This technique has been applied to studying the microscale physical properties of engineered musculoskeletal tissues composed of cell-seeded mineralizing hydrogels. Mechanical forces are a key component of the cellular microenvironment, and are well established to have potent effects on cells and tissues. The passive mechanical properties of two-dimensional cell substrates and three-dimensional extracellular matrices have been shown to influence progenitor cell phenotype and can be used to direct cell function. Mechanobiology is particularly relevant to musculoskeletal tissues, but there is a gap in our understanding of the physical properties of the tissue environment on length scales that cells sense.

  • Edwards NJ, Hobson E, Dey D, Rhodes A, Overmann A, Hoyt B, Walsh SA, Pagani CA, Strong AL, Hespe GE, Padmanabhan KR, Huber A, Deng CX, Davis TA, Levi B. High Frequency Spectral Ultrasound Imaging Detects Early Heterotopic Ossification in Rodents. Stem Cells and Development. May 2021.
  • Bushnell GG, Hong X, Hartfield RM, Zhang Y, Oakes RS, Rao SS, Jeruss JS, Stegemann JP, Deng CX, Shea LD. High frequency spectral ultrasound imaging to detect metastasis in implanted biomaterial scaffolds. Ann Biomed Eng. 2019 Sep 23. doi: 10.1007/s10439-019-02366-2.
  • Ranganathan K, Hong X, Cholok D, Habbouche J, Priest C, Breuler C, Chung M, Li J, Kaura A, Hsieh HHS, Butts J, Ucer S, Schwartz E, Buchman SR, Stegemann JP, Deng CX, Levi B. High-frequency spectral ultrasound imaging (SUSI) visualizes early post-traumatic heterotopic ossification (HO) in a mouse model.
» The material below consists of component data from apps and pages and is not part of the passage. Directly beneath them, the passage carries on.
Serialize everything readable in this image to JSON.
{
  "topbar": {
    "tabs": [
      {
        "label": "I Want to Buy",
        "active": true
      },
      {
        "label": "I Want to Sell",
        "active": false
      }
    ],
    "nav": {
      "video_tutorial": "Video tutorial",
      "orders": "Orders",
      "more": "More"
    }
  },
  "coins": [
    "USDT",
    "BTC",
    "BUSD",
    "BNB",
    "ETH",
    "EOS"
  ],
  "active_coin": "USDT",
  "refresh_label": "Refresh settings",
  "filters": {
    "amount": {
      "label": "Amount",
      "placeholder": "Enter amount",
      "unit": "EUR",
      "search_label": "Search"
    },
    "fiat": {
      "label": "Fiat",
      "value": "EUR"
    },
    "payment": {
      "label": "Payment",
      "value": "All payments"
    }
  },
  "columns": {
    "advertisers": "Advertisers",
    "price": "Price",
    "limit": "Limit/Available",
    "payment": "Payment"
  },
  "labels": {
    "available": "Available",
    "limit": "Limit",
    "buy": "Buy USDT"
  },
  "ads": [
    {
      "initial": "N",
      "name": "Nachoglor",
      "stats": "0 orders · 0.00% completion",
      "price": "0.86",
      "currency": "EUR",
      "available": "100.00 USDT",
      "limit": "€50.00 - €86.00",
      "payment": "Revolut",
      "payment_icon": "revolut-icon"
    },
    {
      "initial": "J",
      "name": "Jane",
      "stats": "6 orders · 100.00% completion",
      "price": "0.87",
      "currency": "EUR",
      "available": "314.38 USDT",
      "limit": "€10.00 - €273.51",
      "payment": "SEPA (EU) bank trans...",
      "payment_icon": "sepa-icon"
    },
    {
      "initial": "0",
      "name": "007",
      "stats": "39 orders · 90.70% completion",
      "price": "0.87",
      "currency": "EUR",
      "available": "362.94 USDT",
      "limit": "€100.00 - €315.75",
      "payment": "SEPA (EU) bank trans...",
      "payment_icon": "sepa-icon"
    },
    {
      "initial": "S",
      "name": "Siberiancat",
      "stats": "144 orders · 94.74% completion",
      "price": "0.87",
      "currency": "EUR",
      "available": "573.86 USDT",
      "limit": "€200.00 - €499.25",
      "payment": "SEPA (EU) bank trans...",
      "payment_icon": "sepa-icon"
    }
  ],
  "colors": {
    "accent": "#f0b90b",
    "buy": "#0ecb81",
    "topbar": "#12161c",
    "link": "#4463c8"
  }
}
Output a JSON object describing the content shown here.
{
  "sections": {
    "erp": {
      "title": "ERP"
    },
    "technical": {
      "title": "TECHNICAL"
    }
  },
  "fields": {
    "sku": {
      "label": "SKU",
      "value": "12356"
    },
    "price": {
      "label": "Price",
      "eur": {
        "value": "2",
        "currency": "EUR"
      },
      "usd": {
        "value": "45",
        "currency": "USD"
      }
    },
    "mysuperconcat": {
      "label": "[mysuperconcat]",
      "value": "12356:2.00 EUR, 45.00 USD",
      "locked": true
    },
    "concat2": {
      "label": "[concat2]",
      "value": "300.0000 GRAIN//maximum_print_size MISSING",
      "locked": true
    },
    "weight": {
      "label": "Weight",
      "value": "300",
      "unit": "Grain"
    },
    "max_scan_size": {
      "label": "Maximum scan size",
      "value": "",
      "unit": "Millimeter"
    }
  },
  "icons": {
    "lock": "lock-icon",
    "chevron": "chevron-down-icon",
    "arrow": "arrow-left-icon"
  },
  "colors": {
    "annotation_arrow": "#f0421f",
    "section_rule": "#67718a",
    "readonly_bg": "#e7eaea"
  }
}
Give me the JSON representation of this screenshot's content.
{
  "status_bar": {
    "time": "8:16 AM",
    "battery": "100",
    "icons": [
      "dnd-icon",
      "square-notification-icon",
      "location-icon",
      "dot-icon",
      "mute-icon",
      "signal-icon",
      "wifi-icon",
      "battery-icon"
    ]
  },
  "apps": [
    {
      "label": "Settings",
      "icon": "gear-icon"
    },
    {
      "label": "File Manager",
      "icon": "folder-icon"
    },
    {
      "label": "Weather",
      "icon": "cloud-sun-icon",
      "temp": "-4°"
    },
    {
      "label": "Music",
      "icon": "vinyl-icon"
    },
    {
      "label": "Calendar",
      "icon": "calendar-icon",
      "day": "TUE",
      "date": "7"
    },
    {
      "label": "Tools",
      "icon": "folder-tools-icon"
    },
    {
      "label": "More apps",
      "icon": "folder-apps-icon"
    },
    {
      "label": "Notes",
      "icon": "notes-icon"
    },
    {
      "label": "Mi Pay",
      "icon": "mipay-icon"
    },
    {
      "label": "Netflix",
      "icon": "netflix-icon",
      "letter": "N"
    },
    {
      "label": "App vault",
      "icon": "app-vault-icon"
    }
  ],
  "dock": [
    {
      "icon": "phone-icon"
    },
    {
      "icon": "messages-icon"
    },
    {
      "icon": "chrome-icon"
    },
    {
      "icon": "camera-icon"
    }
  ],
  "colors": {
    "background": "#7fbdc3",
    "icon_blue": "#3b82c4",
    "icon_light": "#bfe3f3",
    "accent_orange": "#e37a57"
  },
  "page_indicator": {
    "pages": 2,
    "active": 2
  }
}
Bone. 2018; 109:49-55. doi: 10.1016/j.bone.2018.01.034. PMID: 29412179
  • Gudur MSR, Rao RR, Hsiao Y, Peterson AW, Stegemann JP, Deng CX. Noninvasive Quantification of In Vitro Osteoblastic Differentiation in 3D Engineered Tissue Constructs using Spectral Ultrasound Imaging.  Plos One 2014; Jan 22;9(1):e85749. doi: 10.1371/journal.pone.0085749.